Format

Send to

Choose Destination
Am J Public Health. 1996 Sep;86(9):1211-5.

New York inmates' HIV risk behaviors: the implications for prevention policy and programs.

Author information

1
Osborne Associations, New York, NY, USA.

Abstract

OBJECTIVES:

The median incidence rate of acquired immunodeficiency syndrome (AIDS) among prisoners is 7 times higher than for the general population. Yet high-risk sexual activity and drug use in US correctional facilities remain unexamined. This study explores inmate perceptions of high-risk behavior in New York state prisons and New York City jails and seeks to generate hypotheses to inform policies and future research.

METHODS:

Participants were 22 former New York state prisoners and 28 current New York City inmates. Participants attended one of six focus groups and completed an anonymous questionnaire. Audiotapes of the groups were transcribed and evaluated.

RESULTS:

A range of consensual and nonconsensual sexual activity occurs among inmates and between inmates and staff. Without official access to latex barriers, prisoners use ineffective makeshift devices, like rubber gloves and used plastic wrap, in attempts to practice safer sex. Prisoners also shoot drugs intravenously with used syringes and pieces of pens and light bulbs.

CONCLUSIONS:

The absence of harm-reduction devices behind bars may create a greater risk of HIV transmission there than in the community. Officials should consider distributing risk-reduction devices to prisoners through anonymous methods.

PMID:
8806370
PMCID:
PMC1380581
DOI:
10.2105/ajph.86.9.1211
[Indexed for MEDLINE]
Free PMC Article
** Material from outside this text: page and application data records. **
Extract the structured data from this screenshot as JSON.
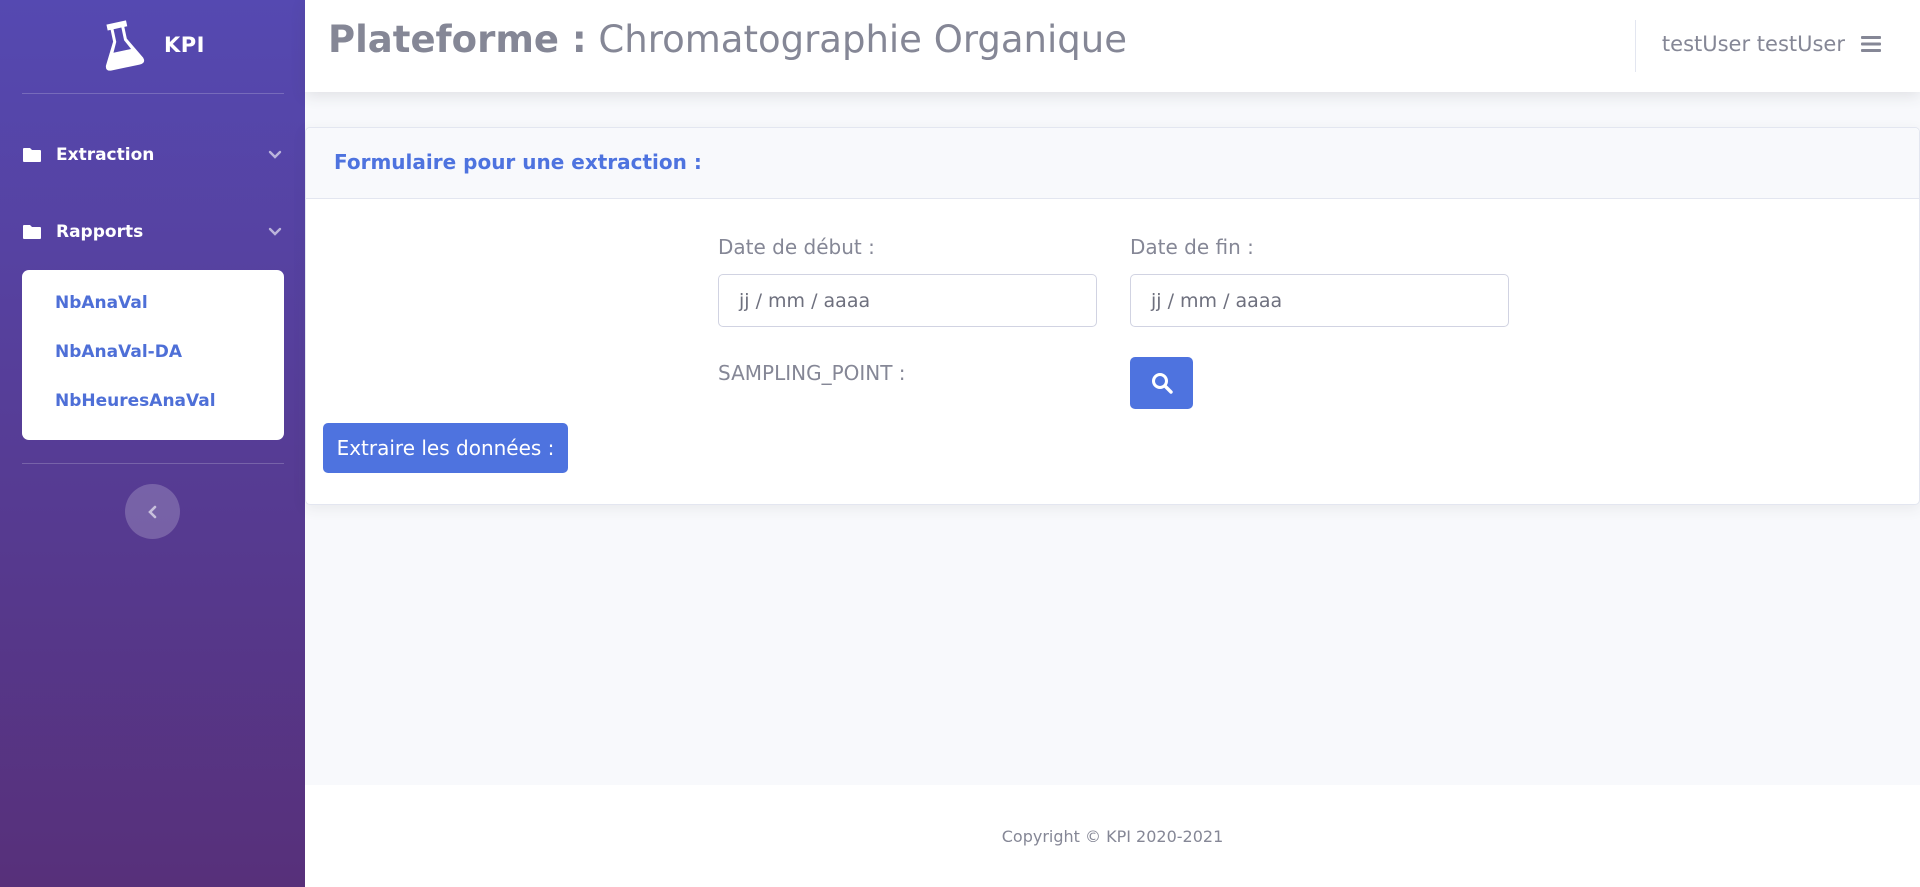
{
  "brand": {
    "name": "KPI",
    "icon": "flask-icon"
  },
  "sidebar": {
    "items": [
      {
        "label": "Extraction",
        "icon": "folder-icon",
        "expand_icon": "chevron-down-icon"
      },
      {
        "label": "Rapports",
        "icon": "folder-icon",
        "expand_icon": "chevron-down-icon"
      }
    ],
    "submenu": [
      {
        "label": "NbAnaVal"
      },
      {
        "label": "NbAnaVal-DA"
      },
      {
        "label": "NbHeuresAnaVal"
      }
    ],
    "toggle_icon": "chevron-left-icon"
  },
  "topbar": {
    "title_prefix": "Plateforme :",
    "title": "Chromatographie Organique",
    "user_name": "testUser testUser",
    "menu_icon": "bars-icon"
  },
  "form": {
    "title": "Formulaire pour une extraction :",
    "start_date_label": "Date de début :",
    "start_date_value": "jj / mm / aaaa",
    "end_date_label": "Date de fin :",
    "end_date_value": "jj / mm / aaaa",
    "sampling_point_label": "SAMPLING_POINT :",
    "search_icon": "search-icon",
    "extract_button": "Extraire les données :"
  },
  "footer": {
    "copyright": "Copyright © KPI 2020-2021"
  },
  "colors": {
    "primary": "#4e73df",
    "sidebar_top": "#5549b1",
    "sidebar_bottom": "#57307a",
    "text_muted": "#858796"
  }
}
Supplemental Content

Full text links

Icon for Atypon Icon for PubMed Central
Loading ...
Support Center